mineralogist


Also found in: Dictionary, Thesaurus, Wikipedia.

mineralogist

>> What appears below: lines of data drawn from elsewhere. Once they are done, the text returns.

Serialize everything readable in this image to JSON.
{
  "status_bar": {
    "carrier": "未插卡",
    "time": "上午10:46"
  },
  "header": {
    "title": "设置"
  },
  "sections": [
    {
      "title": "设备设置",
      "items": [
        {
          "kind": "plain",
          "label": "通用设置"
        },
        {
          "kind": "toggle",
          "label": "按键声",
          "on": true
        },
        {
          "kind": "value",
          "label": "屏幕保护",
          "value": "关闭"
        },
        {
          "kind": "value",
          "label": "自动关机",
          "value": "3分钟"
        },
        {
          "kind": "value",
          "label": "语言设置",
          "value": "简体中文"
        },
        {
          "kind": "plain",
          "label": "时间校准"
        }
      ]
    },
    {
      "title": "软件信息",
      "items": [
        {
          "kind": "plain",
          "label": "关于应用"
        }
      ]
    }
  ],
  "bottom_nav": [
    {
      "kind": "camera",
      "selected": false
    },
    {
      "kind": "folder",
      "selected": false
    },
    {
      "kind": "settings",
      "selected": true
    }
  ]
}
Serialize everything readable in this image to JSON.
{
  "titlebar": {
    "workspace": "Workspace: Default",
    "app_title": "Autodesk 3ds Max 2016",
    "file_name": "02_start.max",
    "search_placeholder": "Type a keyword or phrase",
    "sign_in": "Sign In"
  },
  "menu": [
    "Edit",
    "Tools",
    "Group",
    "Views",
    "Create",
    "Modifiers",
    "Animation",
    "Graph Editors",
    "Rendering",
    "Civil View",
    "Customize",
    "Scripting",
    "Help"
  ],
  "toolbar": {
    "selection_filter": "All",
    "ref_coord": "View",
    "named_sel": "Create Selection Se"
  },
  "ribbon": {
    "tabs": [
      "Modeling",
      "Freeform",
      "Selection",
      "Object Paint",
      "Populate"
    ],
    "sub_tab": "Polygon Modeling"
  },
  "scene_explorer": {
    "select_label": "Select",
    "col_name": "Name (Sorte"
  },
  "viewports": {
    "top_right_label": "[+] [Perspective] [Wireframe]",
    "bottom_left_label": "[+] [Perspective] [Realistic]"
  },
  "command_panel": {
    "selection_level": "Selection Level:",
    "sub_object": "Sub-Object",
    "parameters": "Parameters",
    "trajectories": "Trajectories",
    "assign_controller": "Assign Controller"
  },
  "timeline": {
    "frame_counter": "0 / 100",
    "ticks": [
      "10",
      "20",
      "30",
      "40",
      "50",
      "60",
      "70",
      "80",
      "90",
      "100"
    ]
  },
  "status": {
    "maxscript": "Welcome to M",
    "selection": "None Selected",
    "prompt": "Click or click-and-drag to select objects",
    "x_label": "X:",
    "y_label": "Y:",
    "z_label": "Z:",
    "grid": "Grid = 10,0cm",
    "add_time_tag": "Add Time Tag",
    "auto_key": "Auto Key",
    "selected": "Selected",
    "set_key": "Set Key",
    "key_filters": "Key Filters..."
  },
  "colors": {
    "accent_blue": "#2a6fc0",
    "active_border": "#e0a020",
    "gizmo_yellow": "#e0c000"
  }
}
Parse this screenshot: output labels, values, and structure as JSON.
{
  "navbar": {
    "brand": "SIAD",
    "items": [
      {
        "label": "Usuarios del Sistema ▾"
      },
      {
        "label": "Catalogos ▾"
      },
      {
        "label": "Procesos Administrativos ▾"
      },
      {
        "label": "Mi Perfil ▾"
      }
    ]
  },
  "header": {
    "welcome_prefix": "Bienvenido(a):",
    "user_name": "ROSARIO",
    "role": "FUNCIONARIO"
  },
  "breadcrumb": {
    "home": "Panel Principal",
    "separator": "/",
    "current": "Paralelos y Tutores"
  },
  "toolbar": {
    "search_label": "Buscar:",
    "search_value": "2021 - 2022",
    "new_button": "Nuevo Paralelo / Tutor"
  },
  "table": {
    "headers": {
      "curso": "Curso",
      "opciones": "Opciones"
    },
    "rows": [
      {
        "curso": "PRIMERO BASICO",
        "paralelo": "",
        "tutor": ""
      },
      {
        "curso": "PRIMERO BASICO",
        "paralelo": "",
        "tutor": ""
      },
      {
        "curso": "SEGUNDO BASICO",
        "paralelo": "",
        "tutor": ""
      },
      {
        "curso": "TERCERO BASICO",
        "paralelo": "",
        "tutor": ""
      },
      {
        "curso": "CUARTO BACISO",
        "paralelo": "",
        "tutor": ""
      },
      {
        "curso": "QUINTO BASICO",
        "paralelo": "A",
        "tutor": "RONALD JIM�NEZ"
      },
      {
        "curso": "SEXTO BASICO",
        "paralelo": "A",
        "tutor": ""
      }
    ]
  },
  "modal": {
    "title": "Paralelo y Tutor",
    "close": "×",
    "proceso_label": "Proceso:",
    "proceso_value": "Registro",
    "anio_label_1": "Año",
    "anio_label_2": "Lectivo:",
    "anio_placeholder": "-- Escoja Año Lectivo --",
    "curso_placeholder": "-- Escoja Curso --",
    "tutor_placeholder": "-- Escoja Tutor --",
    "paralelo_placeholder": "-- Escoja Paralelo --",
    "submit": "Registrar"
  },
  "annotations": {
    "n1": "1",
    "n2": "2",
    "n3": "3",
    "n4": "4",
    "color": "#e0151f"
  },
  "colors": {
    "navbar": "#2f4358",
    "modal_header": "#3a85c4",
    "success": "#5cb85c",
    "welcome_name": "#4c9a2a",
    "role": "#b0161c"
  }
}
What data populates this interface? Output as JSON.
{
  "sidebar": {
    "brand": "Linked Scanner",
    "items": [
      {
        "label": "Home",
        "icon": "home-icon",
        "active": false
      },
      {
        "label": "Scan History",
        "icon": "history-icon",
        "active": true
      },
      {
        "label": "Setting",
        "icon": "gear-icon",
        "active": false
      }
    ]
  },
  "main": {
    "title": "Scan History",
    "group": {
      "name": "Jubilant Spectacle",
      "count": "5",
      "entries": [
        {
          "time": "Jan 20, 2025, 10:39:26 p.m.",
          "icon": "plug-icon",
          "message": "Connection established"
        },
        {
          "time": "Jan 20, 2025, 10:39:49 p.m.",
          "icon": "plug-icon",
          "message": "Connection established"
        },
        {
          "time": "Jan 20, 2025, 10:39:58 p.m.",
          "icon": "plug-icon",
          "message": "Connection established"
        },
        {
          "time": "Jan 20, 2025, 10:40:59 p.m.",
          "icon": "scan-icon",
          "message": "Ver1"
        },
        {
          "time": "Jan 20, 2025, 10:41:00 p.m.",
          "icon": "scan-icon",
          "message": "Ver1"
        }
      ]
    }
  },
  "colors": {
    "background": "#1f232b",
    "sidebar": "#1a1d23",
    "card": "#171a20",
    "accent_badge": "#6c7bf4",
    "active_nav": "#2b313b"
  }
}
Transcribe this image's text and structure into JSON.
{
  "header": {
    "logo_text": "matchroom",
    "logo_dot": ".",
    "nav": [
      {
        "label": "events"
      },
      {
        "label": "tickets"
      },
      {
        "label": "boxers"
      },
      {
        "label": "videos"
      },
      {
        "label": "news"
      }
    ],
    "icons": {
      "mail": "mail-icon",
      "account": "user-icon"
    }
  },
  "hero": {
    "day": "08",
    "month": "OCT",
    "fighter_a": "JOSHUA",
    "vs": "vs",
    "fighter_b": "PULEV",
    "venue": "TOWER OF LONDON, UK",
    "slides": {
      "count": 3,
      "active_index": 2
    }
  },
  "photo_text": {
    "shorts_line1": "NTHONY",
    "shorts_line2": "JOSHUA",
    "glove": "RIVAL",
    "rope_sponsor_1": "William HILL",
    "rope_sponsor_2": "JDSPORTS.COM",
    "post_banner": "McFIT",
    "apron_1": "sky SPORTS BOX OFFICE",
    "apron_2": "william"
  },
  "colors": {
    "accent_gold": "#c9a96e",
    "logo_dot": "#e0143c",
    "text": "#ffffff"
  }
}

[‚min·ə′räl·ə·jəst]
(mineralogy)
A person who studies the occurrence, description, mode of formation, and uses of minerals.
References in periodicals archive ?
In June in American Mineralogist, Hazen and environmental scientist Jesse Ausubel of Rockefeller University in New York City discuss several reasons why minerals can be rare--so rare, in fact, that the entire world's supply might fit into a thimble, Hazen says.
In the meantime, Leonard had made the acquaintance of another young mineralogist, named J.
Right now, she's fascinated by phosphates, a group of poorly known minerals she worked on for her Master's degree--work that uncovered a new phosphate, manitobaite, which will soon be published in the Canadian Mineralogist.
In the early 19th century, there was no universal way of comparing the hardness of rocks and minerals, and there was a definite need for it by metallurgists, mineralogists and gemmologists.
1986, Proterozoic sanidine and microcline in pegmatite, Wausau complex, Wisconsin, Canadian Mineralogist, v.
The rock was taken to the National Museum of Natural Sciences in Madrid and identified as a meteorite by mineralogist Jesus Martinez-Frias.
Schoolcraft began building his reputation as an explorer, observer, and recorder of nature in his initial journey into the Old Northwest as a mineralogist on a United States government expedition.
In 1781, a French mineralogist, Rene-Just Hauy (1743-1822), was handling a piece of calcite crystal that had a rhombohedral shape (a kind of slanted cube).
These included Art Langer, a geologist and mineralogist at Brooklyn College.
The preliminary metallurgical test work program was conducted by Mineralogist L.
Perovskite means kind of crystal structure, natively detected by the 19th century Russian mineralogist L.
fulltext=Robert+Hazen&submit=yes&x=0&y=0&qs=yes&group-code=gsw&resourcetype=HWCIT) American Mineralogist , told the (http://www.